I will be thinking of you all in the coming days,it is just the worse thing any family has to go through watching a loved one.Cancer is one deserves to have it. But he will know how much he is loved by you all,although it won't feel like it just,now you will get comfort knowing you were all there for dad& you got to say goodbye,some people don't get that chance.
Love & hugs to you all,I will be thinking about you xx

mymatemax Fri 09-Sep-16 23:48:15

When we knew it was nearing the end for my dad we told the that the doctors were not going to be able to make him better & that he was going to die. They were devastated they both wanted to see him. So they went. After he passed away ds2 was very upset that he could only remember him looking poorly. We spent lots of time looking through happy family photos. They are both pleased they got to have one mire cuddle. Take care of yourself too

Helmetbymidnight Sat 10-Sep-16 09:23:47

Hope you are ok, op.

We went through similar last month and the DC are similar ages.

We got dad out of hospital back home- the kids, naturally, thought that meant he was getting better- I told them 'he's not getting better' and they accepted this.

The last week, the DC visited him when pos, for short visits, gave him drawings, a teddy bear, a beaker, etc.

As dad became more agitated I kept DC away sad

Dh told the children when he died. That was best for me. They asked him lots of questions. He said something like 'I have some v sad news, grandad died'...they say it's best to be clear, and not use euphemisms.

They are ok, I think. Wishing you all the best, it's v hard.

Join the discussion

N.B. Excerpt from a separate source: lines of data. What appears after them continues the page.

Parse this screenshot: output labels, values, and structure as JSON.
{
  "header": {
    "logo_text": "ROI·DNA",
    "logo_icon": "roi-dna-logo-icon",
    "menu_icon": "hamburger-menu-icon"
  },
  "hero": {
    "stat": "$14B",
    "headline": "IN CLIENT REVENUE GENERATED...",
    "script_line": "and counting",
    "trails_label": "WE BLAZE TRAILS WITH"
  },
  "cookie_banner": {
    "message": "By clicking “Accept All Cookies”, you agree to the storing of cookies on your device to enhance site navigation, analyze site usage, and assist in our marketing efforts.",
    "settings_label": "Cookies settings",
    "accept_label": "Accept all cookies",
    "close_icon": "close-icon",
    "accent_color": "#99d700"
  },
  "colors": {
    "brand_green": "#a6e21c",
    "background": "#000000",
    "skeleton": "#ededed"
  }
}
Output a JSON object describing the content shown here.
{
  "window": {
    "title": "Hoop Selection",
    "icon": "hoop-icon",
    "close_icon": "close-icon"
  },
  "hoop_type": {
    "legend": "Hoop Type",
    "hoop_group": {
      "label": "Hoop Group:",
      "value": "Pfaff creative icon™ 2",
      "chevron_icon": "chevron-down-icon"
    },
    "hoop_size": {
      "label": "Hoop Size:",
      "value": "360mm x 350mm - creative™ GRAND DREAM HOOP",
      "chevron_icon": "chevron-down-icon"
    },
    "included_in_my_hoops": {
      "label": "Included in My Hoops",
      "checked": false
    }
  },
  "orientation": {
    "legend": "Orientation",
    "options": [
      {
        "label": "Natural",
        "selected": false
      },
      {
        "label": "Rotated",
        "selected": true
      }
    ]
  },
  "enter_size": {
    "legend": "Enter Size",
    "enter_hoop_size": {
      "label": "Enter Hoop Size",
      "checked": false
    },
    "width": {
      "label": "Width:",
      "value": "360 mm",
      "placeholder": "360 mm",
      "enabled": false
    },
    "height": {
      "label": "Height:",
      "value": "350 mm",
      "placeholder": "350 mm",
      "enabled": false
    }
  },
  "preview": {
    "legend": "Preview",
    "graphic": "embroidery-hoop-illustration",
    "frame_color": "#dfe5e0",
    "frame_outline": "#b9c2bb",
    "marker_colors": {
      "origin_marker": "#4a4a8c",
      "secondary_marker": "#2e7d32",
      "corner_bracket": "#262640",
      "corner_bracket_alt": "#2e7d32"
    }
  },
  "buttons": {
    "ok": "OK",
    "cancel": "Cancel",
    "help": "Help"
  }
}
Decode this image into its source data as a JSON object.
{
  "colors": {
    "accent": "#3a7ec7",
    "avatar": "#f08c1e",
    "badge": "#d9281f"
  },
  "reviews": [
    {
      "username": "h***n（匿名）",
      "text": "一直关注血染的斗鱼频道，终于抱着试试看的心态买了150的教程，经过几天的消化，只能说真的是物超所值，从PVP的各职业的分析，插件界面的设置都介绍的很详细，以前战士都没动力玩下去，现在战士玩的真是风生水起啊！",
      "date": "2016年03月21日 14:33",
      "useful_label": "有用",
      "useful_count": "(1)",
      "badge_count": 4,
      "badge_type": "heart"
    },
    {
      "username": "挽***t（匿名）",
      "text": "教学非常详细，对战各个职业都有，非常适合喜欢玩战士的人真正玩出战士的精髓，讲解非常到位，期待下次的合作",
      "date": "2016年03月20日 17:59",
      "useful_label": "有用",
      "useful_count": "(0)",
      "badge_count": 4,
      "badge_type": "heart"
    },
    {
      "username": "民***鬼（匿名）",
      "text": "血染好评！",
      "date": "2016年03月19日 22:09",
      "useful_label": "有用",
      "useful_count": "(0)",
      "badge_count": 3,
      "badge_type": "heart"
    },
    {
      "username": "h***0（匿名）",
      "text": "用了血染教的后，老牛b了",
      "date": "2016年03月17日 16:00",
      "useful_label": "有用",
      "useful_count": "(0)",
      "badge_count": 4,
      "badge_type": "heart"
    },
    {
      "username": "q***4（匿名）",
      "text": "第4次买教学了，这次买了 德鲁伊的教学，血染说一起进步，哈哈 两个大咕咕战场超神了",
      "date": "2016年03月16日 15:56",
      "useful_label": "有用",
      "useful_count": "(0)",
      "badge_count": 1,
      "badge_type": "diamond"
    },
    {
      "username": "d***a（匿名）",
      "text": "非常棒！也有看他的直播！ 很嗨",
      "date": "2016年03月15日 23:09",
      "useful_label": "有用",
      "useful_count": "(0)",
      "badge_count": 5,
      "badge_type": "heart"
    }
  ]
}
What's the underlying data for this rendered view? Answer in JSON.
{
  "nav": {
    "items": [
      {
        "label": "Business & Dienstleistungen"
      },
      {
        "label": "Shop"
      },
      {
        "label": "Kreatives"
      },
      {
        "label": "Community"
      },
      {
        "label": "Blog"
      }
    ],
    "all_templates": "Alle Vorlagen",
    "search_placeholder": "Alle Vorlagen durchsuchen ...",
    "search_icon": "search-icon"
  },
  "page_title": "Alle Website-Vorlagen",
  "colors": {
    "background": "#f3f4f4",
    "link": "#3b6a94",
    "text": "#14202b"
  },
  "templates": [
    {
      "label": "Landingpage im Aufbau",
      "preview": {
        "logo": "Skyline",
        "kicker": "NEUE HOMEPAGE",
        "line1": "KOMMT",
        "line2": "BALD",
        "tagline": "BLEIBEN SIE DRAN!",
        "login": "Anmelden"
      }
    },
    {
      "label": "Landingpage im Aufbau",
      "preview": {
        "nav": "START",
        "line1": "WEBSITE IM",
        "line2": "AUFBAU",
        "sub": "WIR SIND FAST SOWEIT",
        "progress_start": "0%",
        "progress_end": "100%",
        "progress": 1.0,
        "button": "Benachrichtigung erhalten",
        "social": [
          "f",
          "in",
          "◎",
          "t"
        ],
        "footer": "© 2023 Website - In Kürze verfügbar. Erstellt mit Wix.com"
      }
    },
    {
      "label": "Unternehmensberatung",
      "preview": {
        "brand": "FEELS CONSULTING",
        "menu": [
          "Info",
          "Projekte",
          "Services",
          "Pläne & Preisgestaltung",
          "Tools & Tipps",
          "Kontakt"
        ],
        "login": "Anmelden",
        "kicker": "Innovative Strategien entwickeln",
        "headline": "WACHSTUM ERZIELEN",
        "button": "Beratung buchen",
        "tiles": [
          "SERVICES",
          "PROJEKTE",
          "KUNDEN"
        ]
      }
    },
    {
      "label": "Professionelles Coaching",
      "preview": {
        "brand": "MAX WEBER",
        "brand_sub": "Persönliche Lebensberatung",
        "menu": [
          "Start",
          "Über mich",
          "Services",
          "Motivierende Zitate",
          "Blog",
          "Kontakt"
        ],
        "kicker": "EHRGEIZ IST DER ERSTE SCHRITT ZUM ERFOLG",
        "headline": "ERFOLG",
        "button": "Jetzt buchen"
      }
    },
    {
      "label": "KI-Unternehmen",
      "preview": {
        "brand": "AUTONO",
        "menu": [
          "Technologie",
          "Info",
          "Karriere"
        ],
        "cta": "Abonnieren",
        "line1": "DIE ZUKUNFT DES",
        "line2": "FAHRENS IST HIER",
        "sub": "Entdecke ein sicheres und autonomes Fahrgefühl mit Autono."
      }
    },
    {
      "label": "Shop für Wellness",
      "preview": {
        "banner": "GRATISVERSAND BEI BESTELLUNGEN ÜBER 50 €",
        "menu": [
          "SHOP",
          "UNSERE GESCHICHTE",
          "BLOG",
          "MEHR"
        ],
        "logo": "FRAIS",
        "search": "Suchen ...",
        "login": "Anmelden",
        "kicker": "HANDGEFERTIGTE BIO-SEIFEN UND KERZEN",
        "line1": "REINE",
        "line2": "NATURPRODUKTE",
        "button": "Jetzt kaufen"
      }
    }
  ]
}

Join the discussion

Registering is free, easy, and means you can join in the discussion, get discounts, win prizes and lots more.

Register now